‘Rite of Passage’ by virtual tour at QUT Art Museum

QUT Art Museum in Brisbane invites audiences to take a virtual tour of the exhibition ‘Rite of Passage’, while the gallery is closed to the public as a result of Covid-19.

Julie Gough, Crime Scene (Survivor), 2019-20, video still, installation with tereena (basket, flag iris: Diplarrena Moraea) and 4K video, 16:9, colour, sound, 18:08 min, edited by Angus Ashton.
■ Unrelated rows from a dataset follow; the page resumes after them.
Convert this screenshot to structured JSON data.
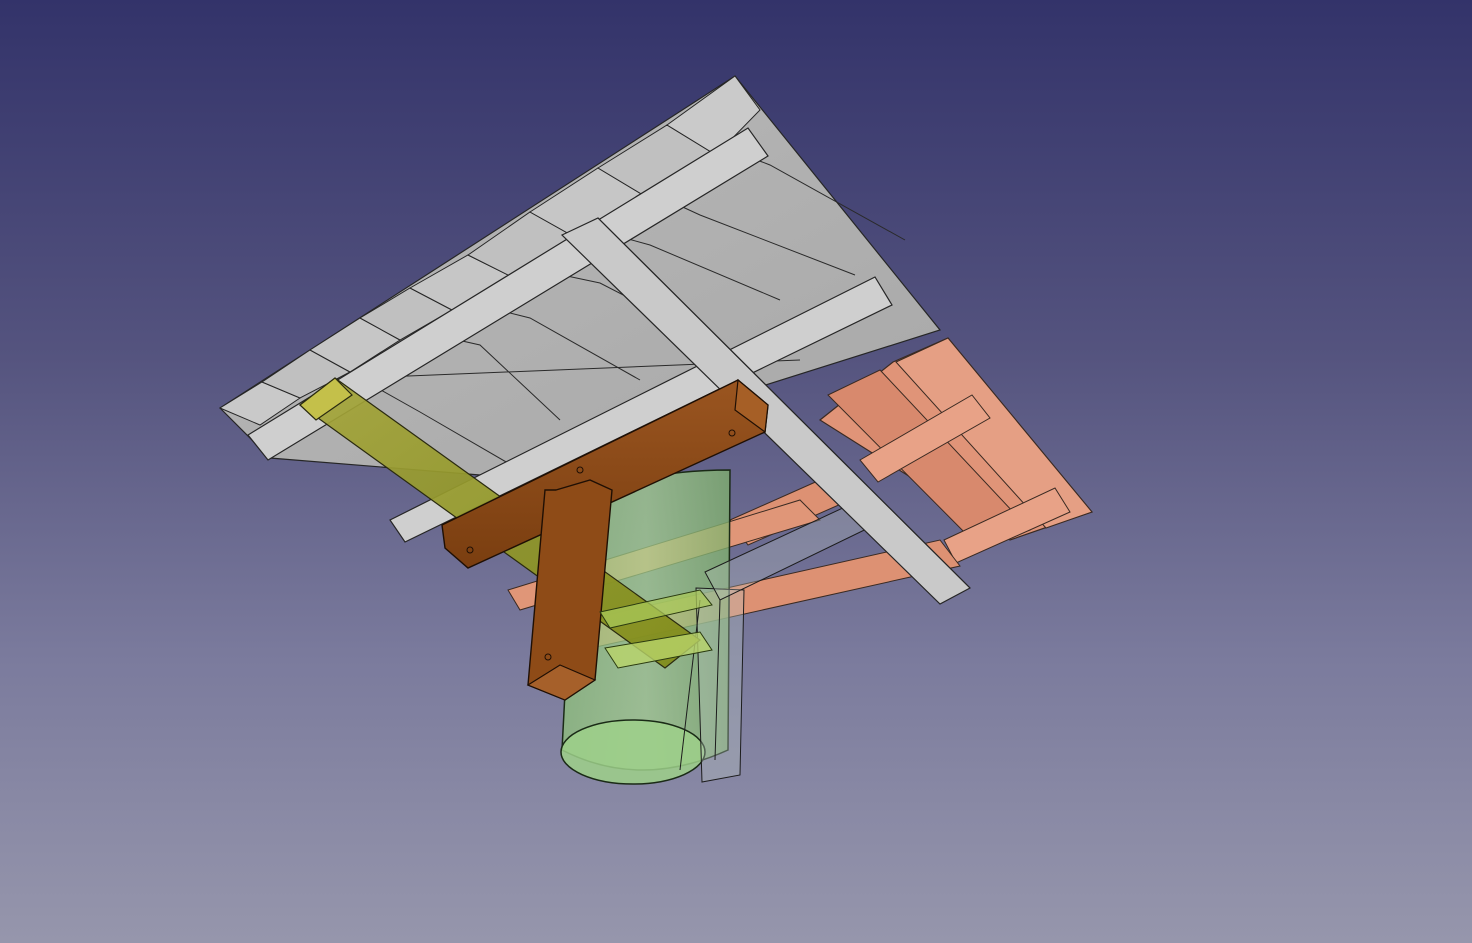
{
  "viewport": {
    "background_top": "#33336a",
    "background_bottom": "#9696ac"
  },
  "scene": {
    "description_visible_text": "",
    "parts": [
      {
        "name": "deck-top-boards",
        "color": "#b8b8b8"
      },
      {
        "name": "deck-joists",
        "color": "#bdbdbd"
      },
      {
        "name": "deck-long-beam",
        "color": "#c4c4c4"
      },
      {
        "name": "sloped-boards",
        "color": "#e0957a"
      },
      {
        "name": "sloped-joists",
        "color": "#dd8a6a"
      },
      {
        "name": "yellow-beam",
        "color": "#9ea33a"
      },
      {
        "name": "brown-bracket",
        "color": "#8a4a1a"
      },
      {
        "name": "green-cylinder",
        "color": "#88c27a"
      },
      {
        "name": "transparent-channel",
        "color": "#a8c0b8"
      }
    ]
  }
}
Courtesy the artist and QUT Art Museum, Queensland

‘Rite of Passage’ is an exhibition, which features a selection of artworks by eleven contemporary Aboriginal women artists who articulate on the significance of the year 2020 for Aboriginal and Torres Strait Islander peoples both past and present, 250 years after Cook landed.

As we know, his unjust proclamation lead to the colonisation of Australia and the decimation of the physical and cultural existence of Aboriginal people, the oldest continuous living culture on earth, who for tens-of-thousands of years lived a harmonious life guided by their innate spiritual connection to land and Country, cultural law and ancestral knowledge.

Glennys Briggs, I have smallpox, 2020, screen printed wool blankets and rust. Photograph: Louis Lim. Courtesy the artist and QUT Art Museum, Queensland

“Our proud people were dispossessed from their homes, their state-of-the-art architectural constructions, and their sophisticated farming techniques, only to be murdered upon the very land on which they were born, for the sake of terra nullius,” writes Brett in the exhibition essay.

In response to the gravity of this deeply etched mark on Australia’s history, artists Glennys Briggs, Megan Cope, Nici Cumpston, Karla Dickens, Julie Gough, Lola Greeno, Leah King Smith, Jenna Lee, Carol McGregor, Mandy Quadrio and Judy Watson, have come together in ‘Rite of Passage’ with a presentation of artworks illustrating the historical truths of what Aboriginal people have endured for the last quarter of a century.

Carol McGregor, Wreath for Oodgeroo (detail), 2020, possum skins, charcoal, ochre, binder medium and waxed thread. Photograph: Louis Lim. Courtesy the artist and QUT Art Museum, Queensland

“These honest artists are creative storytellers, people who know our history and who understand those melancholy yesterdays and our acrimonious now. Through their work, the artists contemplate their intergenerational pain to de-colonise current social realities and to conjure political change that will educate a greater community conditioned by the constructs of whiteness. This has become their rite,” Brett explains.

Through the efficacy of their creative intuition and the fire that burns within them the artists seek to nourish and preserve their Aboriginal culture, knowledge and identity, for their families, their ancestors and for themselves, with hope for meaningful change for Aboriginal people, more sincere understanding of Aboriginal culture and a just future for the traditional owners of this land.

Hear more from guest curator Shannon Brett, who is a descendant of the Wakka Wakka, Butchulla and Gurang Gurang clans, in her exhibition essay ‘Rite of Passage’, available for download here or visit on the QUT Art Museum website to purchase the exhibition catalogue. Take the virtual tour.